-- Problem to solve --
Below are records. Copy every line with "Semiconductors" in it.

-- Data listing --
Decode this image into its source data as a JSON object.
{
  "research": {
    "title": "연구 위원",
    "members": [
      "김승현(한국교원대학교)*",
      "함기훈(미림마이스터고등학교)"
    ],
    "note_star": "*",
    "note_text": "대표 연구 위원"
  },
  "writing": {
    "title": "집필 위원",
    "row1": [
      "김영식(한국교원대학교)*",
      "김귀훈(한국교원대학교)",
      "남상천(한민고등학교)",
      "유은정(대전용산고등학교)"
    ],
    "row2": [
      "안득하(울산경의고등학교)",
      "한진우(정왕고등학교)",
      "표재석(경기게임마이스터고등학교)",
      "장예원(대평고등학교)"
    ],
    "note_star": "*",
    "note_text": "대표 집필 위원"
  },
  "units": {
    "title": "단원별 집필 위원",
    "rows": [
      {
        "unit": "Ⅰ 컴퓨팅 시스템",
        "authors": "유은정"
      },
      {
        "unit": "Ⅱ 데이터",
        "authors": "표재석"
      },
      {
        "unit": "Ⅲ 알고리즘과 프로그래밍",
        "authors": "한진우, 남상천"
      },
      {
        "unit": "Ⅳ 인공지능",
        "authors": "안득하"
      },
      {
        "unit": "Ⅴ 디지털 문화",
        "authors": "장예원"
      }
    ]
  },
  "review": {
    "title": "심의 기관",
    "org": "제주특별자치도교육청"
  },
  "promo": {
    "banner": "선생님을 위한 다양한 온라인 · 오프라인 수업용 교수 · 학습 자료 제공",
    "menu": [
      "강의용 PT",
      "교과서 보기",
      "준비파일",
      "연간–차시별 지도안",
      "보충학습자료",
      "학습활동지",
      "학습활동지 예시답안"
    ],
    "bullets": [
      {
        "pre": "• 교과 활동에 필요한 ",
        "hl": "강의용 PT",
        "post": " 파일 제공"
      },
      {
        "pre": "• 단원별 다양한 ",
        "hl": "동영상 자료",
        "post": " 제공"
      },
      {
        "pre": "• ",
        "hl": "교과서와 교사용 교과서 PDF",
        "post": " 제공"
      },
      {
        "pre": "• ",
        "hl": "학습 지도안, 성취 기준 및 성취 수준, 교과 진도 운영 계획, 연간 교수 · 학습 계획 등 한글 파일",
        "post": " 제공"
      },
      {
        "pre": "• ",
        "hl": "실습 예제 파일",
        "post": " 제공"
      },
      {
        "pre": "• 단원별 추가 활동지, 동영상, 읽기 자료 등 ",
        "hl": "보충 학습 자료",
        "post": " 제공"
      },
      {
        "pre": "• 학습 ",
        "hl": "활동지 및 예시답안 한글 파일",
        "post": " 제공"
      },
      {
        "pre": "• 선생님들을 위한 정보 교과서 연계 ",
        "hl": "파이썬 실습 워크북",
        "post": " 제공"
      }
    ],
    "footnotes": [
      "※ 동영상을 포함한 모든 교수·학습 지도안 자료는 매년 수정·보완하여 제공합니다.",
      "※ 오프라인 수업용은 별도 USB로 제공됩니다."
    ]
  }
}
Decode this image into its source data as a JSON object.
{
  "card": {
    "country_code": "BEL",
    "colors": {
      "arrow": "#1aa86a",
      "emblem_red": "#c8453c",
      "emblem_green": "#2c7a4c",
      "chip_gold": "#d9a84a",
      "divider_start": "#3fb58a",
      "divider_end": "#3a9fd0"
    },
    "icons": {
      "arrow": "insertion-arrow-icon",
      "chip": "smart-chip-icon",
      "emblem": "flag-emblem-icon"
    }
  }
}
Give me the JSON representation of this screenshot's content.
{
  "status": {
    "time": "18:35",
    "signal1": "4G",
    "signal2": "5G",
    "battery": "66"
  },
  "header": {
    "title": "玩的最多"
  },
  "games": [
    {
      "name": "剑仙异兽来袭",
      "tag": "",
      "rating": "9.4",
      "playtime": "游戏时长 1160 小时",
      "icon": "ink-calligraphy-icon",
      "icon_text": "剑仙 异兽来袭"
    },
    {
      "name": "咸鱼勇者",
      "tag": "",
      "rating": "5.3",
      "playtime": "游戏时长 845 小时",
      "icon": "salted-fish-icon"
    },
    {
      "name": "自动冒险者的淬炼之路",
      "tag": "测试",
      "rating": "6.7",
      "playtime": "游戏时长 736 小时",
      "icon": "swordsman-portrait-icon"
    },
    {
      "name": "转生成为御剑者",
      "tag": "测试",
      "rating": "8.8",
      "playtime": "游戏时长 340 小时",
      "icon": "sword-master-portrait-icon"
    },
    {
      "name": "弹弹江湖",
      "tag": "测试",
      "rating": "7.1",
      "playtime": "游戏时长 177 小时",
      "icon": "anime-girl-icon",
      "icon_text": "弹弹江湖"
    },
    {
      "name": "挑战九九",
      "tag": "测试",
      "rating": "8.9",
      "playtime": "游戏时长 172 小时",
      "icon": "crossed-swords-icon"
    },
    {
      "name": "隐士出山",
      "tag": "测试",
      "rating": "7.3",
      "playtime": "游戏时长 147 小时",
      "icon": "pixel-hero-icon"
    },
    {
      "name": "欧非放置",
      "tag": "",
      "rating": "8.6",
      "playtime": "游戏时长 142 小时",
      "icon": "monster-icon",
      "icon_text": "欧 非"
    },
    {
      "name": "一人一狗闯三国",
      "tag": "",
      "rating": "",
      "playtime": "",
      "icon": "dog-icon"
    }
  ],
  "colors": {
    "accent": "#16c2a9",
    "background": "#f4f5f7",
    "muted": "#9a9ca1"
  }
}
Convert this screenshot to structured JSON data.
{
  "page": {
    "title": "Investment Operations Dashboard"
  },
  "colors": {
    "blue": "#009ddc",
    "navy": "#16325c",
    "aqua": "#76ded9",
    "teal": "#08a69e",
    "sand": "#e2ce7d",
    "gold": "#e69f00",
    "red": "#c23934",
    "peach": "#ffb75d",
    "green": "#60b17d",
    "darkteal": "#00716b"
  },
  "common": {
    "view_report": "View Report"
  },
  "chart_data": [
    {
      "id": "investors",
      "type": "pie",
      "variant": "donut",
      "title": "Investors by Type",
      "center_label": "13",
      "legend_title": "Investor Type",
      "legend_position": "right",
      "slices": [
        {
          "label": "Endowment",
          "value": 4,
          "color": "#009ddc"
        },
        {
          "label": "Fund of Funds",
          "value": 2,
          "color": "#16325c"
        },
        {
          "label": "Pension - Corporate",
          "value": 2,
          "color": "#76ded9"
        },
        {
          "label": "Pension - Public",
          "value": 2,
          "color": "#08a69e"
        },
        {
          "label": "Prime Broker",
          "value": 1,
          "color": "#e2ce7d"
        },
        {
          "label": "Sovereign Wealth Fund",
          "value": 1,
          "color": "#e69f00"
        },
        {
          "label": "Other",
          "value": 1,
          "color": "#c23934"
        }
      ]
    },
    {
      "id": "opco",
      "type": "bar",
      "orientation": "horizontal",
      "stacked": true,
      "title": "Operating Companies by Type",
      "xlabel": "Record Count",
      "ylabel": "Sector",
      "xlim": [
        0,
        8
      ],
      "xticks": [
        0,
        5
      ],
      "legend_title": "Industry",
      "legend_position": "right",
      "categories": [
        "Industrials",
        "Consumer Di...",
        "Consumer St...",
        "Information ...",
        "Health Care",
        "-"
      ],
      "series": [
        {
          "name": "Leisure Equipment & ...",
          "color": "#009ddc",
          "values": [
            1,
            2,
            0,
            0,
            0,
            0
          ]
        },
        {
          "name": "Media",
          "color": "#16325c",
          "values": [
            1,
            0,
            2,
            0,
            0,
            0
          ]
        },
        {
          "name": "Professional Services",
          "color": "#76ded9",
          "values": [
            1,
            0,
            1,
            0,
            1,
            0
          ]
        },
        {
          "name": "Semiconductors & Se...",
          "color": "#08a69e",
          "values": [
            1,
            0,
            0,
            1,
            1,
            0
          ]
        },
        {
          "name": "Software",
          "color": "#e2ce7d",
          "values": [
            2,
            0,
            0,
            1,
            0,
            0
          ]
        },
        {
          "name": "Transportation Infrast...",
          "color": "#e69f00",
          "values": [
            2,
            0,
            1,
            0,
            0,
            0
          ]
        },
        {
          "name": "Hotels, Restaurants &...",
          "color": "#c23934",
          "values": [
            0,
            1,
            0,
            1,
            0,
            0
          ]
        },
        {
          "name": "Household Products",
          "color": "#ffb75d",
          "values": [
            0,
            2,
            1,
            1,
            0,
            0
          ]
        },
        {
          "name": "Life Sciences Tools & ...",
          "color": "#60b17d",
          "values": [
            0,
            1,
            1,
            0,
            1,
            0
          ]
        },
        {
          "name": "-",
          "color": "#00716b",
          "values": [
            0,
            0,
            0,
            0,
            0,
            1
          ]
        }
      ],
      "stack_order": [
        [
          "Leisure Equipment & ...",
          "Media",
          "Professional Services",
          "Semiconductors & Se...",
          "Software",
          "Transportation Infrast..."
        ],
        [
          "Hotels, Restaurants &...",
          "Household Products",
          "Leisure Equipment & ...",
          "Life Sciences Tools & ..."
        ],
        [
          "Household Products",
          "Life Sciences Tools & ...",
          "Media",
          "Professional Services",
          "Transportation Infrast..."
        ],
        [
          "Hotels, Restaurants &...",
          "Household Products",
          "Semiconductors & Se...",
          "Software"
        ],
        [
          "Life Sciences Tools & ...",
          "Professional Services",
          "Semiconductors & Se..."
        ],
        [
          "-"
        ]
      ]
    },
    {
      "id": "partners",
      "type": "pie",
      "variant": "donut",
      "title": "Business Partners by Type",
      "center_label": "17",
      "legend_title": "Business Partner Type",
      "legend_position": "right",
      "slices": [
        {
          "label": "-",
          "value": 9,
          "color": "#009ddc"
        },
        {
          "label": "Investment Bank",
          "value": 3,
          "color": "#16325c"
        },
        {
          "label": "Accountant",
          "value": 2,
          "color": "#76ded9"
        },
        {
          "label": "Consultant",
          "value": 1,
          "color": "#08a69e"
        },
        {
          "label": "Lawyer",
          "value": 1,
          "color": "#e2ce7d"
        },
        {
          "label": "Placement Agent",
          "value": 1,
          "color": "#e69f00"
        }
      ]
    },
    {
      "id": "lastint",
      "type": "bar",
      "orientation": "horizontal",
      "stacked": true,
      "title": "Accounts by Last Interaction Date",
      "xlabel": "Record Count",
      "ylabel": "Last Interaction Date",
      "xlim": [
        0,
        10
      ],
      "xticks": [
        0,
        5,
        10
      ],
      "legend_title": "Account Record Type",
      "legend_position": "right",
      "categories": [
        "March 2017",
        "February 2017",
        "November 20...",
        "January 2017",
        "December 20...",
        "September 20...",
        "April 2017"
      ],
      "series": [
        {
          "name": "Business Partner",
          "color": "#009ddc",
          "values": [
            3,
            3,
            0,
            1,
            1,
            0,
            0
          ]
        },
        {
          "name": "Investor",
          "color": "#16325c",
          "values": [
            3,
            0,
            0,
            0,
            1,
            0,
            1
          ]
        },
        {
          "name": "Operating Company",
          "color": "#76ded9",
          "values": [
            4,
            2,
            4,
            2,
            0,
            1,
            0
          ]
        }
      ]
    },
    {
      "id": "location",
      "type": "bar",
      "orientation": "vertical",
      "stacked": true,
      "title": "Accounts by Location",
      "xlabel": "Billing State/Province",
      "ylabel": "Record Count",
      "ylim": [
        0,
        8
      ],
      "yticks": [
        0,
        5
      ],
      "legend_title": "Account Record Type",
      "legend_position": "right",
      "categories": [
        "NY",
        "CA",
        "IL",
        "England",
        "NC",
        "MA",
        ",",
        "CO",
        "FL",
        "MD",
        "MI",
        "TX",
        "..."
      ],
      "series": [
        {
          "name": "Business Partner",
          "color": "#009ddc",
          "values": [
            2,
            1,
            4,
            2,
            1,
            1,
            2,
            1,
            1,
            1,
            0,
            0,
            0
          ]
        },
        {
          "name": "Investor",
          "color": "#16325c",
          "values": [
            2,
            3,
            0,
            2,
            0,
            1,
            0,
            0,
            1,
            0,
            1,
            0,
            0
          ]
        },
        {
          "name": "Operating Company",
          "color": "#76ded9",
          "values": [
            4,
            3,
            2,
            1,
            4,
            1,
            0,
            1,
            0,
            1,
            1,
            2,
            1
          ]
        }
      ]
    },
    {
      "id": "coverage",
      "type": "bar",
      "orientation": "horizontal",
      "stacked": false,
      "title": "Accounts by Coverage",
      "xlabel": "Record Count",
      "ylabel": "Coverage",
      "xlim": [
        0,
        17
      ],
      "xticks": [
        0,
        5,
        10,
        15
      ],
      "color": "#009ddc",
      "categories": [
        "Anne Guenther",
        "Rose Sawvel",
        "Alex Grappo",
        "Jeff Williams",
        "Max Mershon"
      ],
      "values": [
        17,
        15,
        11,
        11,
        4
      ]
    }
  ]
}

-- Response for this exercise --
          "name": "Semiconductors & Se...",
          "Semiconductors & Se...",
          "Semiconductors & Se...",
          "Semiconductors & Se..."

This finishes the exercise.